Back when summer meant three months off from school, teachers would comment that we didn’t really need the time off. They told us that the time off was built in so kids could help out on the farm. Since there was no farm to tend, our behinds should be in class. Um, hard labor instead of kicking it? Not for the kid. Sure, I had a summer job, but spending hours selling iced coffee is quite different than plowing land. Fast-forward a decade or so, and I’m really thinking about life on a farm. My love of farmer’s markets, my dad’s garden in the backyard, and desire to break away from city life has me inching to get my hands in some dirt.

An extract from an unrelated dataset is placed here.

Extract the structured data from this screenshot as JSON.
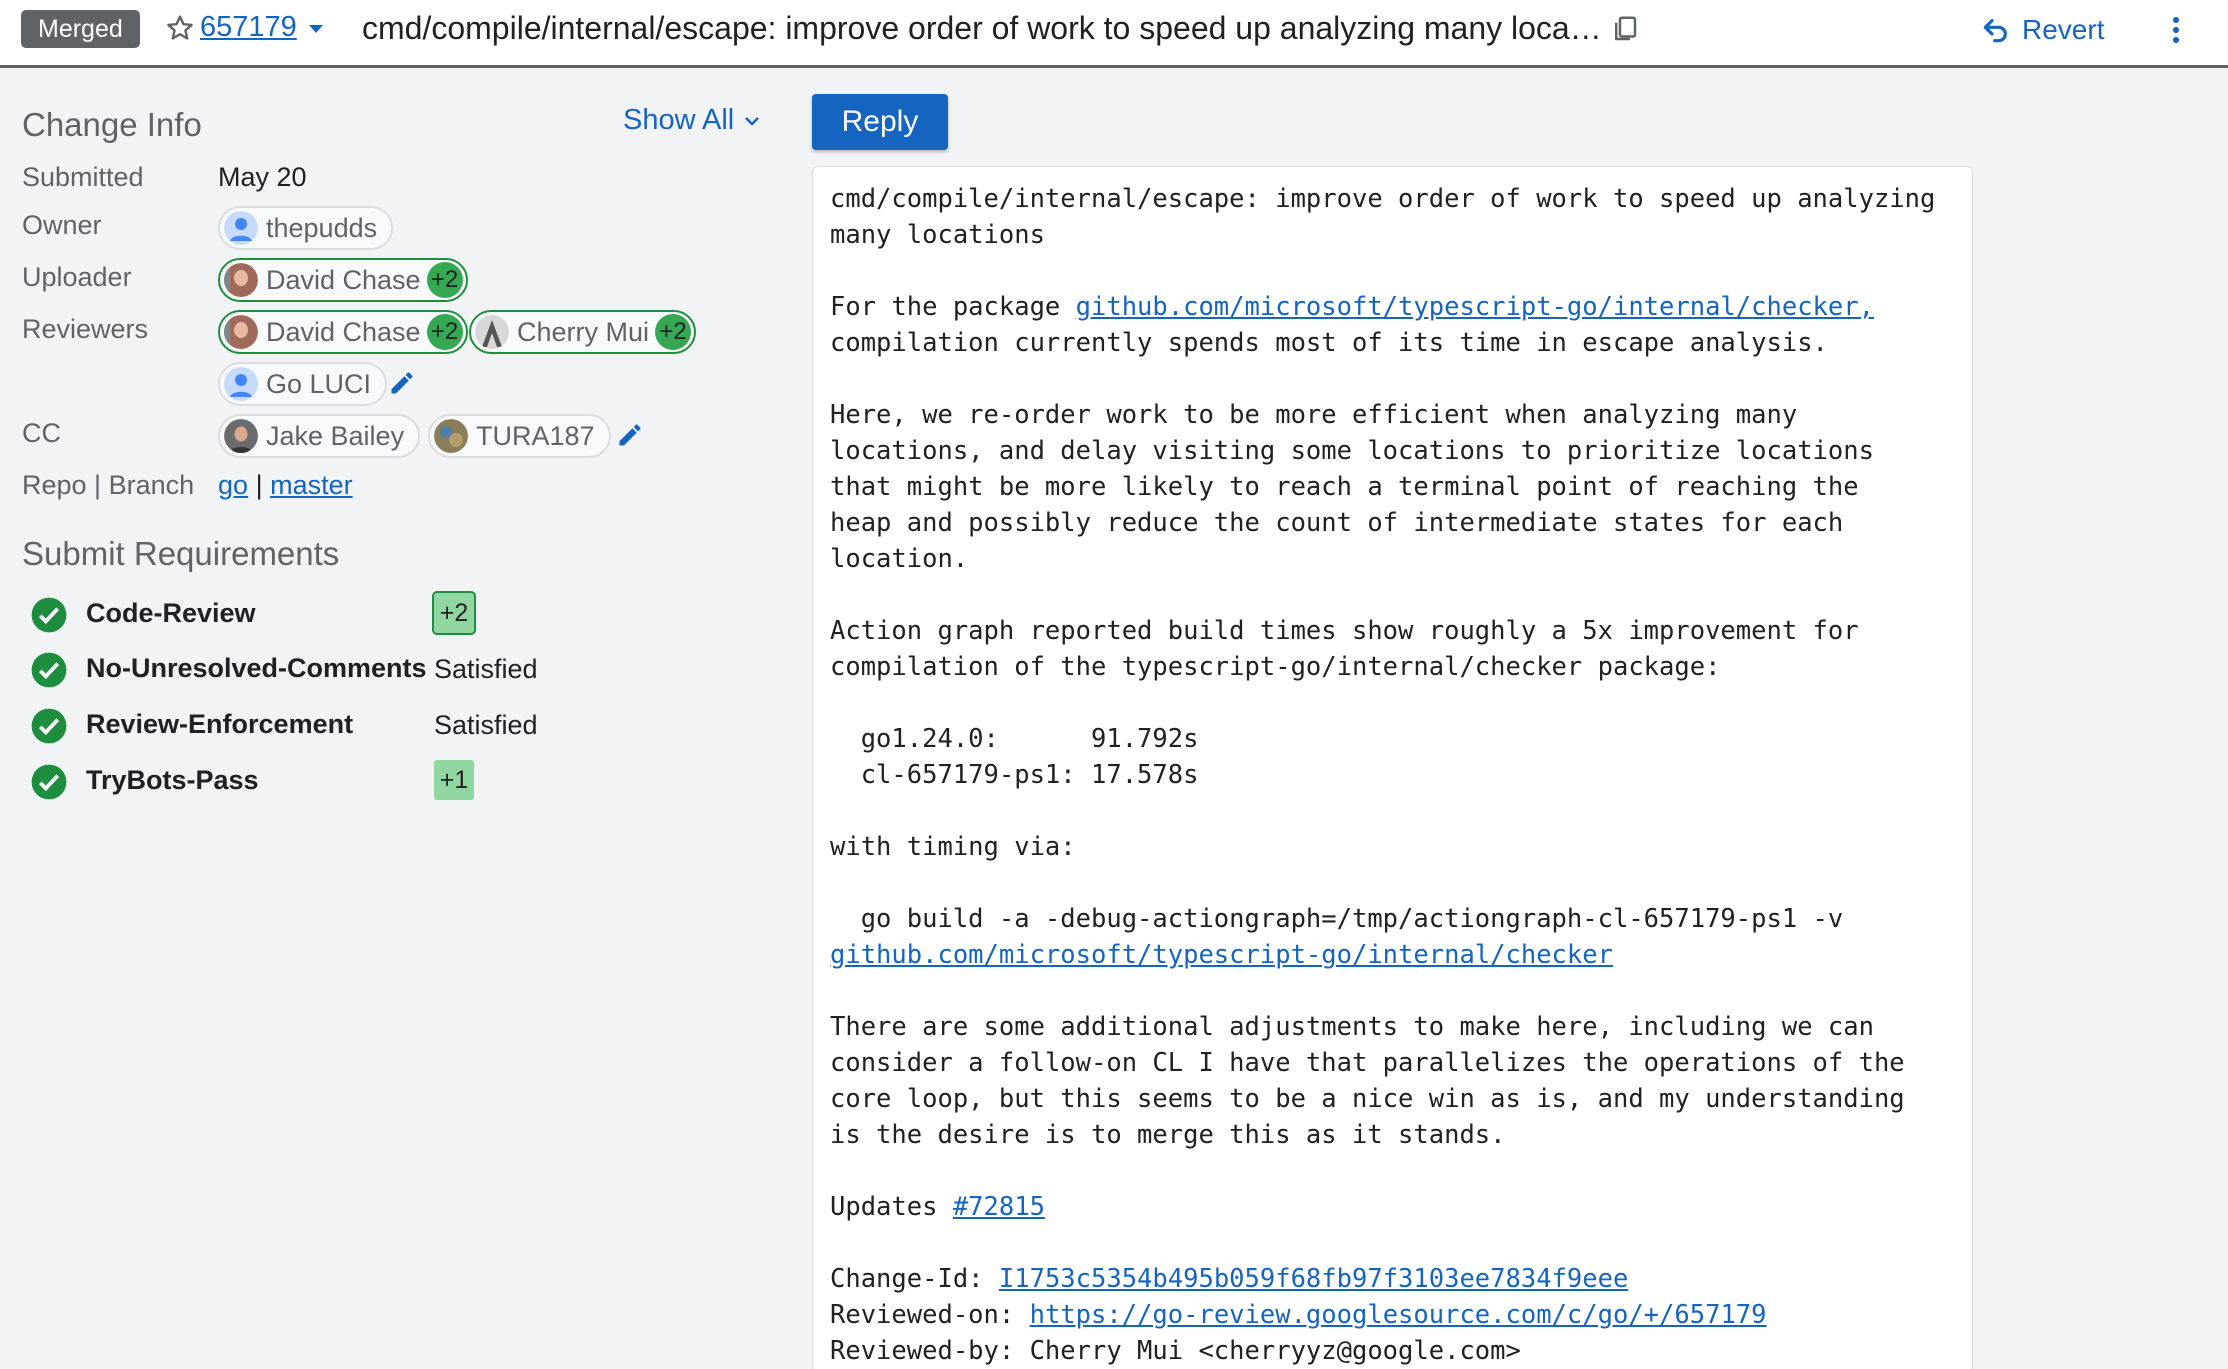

I’m not sure when I’m going to grab a hoe and get to work, but I was intrigued when I read about the documentary Garden Summer on Eatocracy. “What happens when strangers come to live on a family farm in rural Arkansas, grow their own food, give up modern-day conveniences and attempt zero waste,” the article asks, setting up the premise for the documentary. If five “suburbanites” can switch it up for summer, I wonder how many of my friends could give-up the rooftop party life for a season for the rural farm/garden life and film it Real World style.
Would you give up city living for the farm life?